TASK ITEM => Word for word, return every record that follows.

ENTRIES PROVIDED =>
━━━━━━━━━━━━━━━━━━━━━━━━━━━━━━

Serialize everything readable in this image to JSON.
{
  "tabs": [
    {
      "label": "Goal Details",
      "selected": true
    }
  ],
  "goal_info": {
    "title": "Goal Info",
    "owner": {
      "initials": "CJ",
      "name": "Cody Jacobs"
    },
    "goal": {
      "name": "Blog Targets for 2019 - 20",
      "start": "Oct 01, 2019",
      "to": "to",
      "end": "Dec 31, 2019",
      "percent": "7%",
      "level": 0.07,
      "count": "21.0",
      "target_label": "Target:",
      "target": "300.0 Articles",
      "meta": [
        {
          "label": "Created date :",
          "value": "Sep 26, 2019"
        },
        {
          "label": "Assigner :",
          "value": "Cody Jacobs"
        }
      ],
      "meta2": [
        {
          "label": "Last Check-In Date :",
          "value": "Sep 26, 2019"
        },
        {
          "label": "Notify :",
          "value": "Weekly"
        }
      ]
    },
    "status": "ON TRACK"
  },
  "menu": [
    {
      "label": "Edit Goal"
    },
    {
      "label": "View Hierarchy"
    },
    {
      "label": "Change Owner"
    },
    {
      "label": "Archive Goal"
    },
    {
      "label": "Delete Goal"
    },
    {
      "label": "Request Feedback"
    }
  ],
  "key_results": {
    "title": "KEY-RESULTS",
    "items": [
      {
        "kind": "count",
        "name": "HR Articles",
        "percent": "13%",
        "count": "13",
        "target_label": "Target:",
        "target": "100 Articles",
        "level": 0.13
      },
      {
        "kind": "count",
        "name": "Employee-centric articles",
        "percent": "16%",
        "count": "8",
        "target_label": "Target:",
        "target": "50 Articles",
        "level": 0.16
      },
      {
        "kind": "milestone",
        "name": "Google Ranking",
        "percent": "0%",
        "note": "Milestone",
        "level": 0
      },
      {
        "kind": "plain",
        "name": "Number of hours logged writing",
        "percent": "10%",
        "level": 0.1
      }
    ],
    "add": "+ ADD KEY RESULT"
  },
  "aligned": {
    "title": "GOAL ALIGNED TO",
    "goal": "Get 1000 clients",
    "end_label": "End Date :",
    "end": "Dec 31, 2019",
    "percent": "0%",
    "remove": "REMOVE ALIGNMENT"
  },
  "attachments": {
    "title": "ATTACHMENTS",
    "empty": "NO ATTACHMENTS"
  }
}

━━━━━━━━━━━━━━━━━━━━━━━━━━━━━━

ANSWER SPACE =>
Serialize everything readable in this image to JSON.
{
  "tabs": [
    {
      "label": "Goal Details",
      "selected": true
    }
  ],
  "goal_info": {
    "title": "Goal Info",
    "owner": {
      "initials": "CJ",
      "name": "Cody Jacobs"
    },
    "goal": {
      "name": "Blog Targets for 2019 - 20",
      "start": "Oct 01, 2019",
      "to": "to",
      "end": "Dec 31, 2019",
      "percent": "7%",
      "level": 0.07,
      "count": "21.0",
      "target_label": "Target:",
      "target": "300.0 Articles",
      "meta": [
        {
          "label": "Created date :",
          "value": "Sep 26, 2019"
        },
        {
          "label": "Assigner :",
          "value": "Cody Jacobs"
        }
      ],
      "meta2": [
        {
          "label": "Last Check-In Date :",
          "value": "Sep 26, 2019"
        },
        {
          "label": "Notify :",
          "value": "Weekly"
        }
      ]
    },
    "status": "ON TRACK"
  },
  "menu": [
    {
      "label": "Edit Goal"
    },
    {
      "label": "View Hierarchy"
    },
    {
      "label": "Change Owner"
    },
    {
      "label": "Archive Goal"
    },
    {
      "label": "Delete Goal"
    },
    {
      "label": "Request Feedback"
    }
  ],
  "key_results": {
    "title": "KEY-RESULTS",
    "items": [
      {
        "kind": "count",
        "name": "HR Articles",
        "percent": "13%",
        "count": "13",
        "target_label": "Target:",
        "target": "100 Articles",
        "level": 0.13
      },
      {
        "kind": "count",
        "name": "Employee-centric articles",
        "percent": "16%",
        "count": "8",
        "target_label": "Target:",
        "target": "50 Articles",
        "level": 0.16
      },
      {
        "kind": "milestone",
        "name": "Google Ranking",
        "percent": "0%",
        "note": "Milestone",
        "level": 0
      },
      {
        "kind": "plain",
        "name": "Number of hours logged writing",
        "percent": "10%",
        "level": 0.1
      }
    ],
    "add": "+ ADD KEY RESULT"
  },
  "aligned": {
    "title": "GOAL ALIGNED TO",
    "goal": "Get 1000 clients",
    "end_label": "End Date :",
    "end": "Dec 31, 2019",
    "percent": "0%",
    "remove": "REMOVE ALIGNMENT"
  },
  "attachments": {
    "title": "ATTACHMENTS",
    "empty": "NO ATTACHMENTS"
  }
}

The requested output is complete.